DNA polymorphisms are the markers of choice for the identification and characterization of plants. They are an integral part of the plant and they are not subject to environmental modification. There are relatively reliable generally applicable methods to obtain large samples of markers from any species of plant. However, each marker system samples a different fraction of the genome and therefore has a different resolving power, range of applicability and probability of homology. Standard measures (e.g., genetic distance) are dependent on the marker system and on the group under study. Taxa of similar rank may differ greatly in the variability of molecular marker systems. This is illustrated with examples from the genus Allium.At the IPK, a unique living collection of about 300 species of the genus, many collected at type localities, and a large collection of accessions of the cultivated species has been studied with a range of molecular markers: isozymes, RAPDs, ITS-sequences, PCR-RFLPs of variable regions of chloroplast DNA, and genome in situ hybridization (GISH). Molecular marker studies have necessitated changes in the subgeneric classification of the genus but have confirmed the monophyly of most sections within subgenera. The origin of various cultivated groups has been elucidated, especially where material of native origin was available, since garden-grown Alliumare very liable to genetic introgression. Introgression in nature between species from various sections has been demonstrated. Microsatellite primers have been developed for the characterization of individual accessions of Allium cepaand for molecular genetic mapping experiments.

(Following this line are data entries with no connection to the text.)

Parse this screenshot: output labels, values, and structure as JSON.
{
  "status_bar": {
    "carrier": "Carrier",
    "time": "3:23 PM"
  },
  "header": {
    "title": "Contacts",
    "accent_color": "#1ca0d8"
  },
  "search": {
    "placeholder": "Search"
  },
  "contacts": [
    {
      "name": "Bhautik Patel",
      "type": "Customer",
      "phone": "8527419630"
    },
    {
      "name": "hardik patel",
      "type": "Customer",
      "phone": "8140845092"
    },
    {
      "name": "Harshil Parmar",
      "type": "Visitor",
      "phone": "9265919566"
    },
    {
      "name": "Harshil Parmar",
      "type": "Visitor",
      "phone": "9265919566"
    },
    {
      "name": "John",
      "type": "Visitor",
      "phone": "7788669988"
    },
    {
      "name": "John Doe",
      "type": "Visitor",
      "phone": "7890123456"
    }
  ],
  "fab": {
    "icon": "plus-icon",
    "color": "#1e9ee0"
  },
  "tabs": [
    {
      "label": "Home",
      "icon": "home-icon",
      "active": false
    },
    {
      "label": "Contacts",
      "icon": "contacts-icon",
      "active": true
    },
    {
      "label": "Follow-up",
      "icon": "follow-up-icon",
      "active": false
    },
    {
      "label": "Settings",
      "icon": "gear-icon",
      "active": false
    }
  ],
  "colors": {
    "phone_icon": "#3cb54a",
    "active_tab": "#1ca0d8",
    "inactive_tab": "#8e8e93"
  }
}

Key words: Allium, chloroplast DNA, hybridization, ITS, phylogeny, RAPD